------ Dataset ------

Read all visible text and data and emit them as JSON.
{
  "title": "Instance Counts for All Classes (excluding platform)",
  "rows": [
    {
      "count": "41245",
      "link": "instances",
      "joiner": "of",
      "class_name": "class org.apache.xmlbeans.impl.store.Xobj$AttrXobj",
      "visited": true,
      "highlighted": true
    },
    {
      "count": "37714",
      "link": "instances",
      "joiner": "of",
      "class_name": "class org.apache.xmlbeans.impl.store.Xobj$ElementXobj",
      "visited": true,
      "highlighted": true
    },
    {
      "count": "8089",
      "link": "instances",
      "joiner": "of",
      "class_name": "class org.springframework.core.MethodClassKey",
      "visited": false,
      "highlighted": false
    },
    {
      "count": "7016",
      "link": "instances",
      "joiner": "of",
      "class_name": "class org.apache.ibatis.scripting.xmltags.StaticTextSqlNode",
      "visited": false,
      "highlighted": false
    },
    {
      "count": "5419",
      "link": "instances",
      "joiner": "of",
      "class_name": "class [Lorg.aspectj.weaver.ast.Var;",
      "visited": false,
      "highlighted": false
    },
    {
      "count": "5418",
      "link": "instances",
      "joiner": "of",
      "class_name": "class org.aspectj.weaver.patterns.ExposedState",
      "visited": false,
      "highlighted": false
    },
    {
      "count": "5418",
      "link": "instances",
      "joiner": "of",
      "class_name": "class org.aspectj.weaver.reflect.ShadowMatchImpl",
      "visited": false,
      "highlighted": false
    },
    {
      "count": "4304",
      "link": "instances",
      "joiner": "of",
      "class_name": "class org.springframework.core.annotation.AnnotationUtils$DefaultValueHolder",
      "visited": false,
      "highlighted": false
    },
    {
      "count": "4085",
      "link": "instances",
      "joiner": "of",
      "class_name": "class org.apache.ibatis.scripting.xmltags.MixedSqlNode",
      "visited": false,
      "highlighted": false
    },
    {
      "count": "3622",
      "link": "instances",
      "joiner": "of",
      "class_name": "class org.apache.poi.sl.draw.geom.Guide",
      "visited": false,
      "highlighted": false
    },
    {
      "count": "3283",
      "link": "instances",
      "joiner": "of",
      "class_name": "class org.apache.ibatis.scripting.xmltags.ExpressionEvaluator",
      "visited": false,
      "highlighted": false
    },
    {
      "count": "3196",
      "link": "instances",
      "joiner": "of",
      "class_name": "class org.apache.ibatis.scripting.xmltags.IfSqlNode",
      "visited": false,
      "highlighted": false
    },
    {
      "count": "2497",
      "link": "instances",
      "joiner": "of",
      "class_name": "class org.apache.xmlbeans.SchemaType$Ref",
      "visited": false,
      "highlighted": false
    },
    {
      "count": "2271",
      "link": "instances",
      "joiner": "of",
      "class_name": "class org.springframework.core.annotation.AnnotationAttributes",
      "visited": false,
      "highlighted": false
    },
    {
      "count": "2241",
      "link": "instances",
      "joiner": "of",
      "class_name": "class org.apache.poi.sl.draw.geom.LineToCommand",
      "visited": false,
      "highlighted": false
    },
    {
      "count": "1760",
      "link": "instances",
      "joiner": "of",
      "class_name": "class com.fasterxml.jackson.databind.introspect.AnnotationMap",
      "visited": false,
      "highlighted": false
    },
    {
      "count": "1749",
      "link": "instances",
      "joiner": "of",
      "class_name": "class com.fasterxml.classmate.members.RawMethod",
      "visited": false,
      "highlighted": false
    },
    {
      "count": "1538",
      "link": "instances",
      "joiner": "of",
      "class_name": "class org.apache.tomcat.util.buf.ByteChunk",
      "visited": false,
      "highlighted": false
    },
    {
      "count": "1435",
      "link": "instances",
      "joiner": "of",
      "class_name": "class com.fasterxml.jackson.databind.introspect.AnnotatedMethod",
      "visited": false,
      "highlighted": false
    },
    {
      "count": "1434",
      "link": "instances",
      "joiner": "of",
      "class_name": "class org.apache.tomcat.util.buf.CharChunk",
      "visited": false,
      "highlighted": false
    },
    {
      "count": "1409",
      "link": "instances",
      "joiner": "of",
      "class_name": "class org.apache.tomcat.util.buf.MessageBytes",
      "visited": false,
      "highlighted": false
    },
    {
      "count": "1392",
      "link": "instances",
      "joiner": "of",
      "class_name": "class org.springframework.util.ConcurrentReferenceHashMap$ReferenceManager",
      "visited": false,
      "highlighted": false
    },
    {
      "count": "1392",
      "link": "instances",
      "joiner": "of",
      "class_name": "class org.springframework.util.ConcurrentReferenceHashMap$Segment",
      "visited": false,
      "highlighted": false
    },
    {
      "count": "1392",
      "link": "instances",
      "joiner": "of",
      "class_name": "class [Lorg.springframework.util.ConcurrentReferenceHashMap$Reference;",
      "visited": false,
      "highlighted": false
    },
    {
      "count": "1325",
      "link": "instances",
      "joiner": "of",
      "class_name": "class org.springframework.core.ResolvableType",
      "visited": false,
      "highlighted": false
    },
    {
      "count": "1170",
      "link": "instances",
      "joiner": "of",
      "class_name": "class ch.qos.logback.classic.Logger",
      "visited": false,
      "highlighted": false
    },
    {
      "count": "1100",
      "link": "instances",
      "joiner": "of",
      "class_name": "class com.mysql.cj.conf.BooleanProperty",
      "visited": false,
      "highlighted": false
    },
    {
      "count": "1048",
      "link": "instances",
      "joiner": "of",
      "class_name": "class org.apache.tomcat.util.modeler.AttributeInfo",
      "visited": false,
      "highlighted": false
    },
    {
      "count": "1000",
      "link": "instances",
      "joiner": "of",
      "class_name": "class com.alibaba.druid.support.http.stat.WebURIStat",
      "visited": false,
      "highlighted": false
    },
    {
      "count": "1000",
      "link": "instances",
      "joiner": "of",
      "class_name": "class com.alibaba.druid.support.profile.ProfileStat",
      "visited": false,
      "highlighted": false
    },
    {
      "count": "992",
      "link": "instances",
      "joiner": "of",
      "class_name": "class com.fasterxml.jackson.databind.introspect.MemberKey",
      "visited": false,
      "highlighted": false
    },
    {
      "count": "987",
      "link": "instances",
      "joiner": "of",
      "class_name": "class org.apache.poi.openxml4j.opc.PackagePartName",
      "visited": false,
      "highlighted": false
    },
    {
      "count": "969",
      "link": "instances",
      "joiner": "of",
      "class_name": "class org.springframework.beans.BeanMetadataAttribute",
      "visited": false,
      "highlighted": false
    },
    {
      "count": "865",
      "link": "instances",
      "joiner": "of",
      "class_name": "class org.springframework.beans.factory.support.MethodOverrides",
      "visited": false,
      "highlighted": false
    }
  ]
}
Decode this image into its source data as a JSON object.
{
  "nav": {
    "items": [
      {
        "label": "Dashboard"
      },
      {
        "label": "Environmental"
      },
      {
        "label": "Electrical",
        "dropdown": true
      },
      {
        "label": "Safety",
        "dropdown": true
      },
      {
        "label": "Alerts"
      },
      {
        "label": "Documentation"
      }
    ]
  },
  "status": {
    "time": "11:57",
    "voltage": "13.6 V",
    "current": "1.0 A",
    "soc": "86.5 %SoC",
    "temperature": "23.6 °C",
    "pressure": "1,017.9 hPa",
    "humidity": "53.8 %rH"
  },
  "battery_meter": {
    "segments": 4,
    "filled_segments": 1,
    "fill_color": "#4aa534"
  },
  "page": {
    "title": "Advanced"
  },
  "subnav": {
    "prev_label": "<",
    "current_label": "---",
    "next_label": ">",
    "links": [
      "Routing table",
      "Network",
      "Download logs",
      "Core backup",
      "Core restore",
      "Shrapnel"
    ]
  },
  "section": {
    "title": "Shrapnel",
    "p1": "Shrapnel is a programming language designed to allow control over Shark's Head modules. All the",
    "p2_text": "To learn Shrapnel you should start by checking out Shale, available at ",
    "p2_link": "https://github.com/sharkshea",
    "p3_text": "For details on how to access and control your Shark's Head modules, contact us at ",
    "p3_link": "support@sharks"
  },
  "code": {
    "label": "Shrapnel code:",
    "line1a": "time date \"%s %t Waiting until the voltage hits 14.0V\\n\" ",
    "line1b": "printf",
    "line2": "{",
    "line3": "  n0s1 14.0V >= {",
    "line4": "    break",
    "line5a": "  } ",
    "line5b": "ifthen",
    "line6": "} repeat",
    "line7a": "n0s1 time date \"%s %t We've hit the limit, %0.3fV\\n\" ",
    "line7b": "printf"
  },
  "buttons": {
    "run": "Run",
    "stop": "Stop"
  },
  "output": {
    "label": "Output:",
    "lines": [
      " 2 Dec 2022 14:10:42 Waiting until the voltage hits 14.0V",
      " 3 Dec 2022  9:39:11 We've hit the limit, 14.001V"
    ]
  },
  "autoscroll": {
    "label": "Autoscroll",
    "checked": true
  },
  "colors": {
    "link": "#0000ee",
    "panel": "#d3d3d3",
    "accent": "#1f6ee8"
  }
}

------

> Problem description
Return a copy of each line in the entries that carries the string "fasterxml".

> Exercise response
      "class_name": "class com.fasterxml.jackson.databind.introspect.AnnotationMap",
      "class_name": "class com.fasterxml.classmate.members.RawMethod",
      "class_name": "class com.fasterxml.jackson.databind.introspect.AnnotatedMethod",
      "class_name": "class com.fasterxml.jackson.databind.introspect.MemberKey",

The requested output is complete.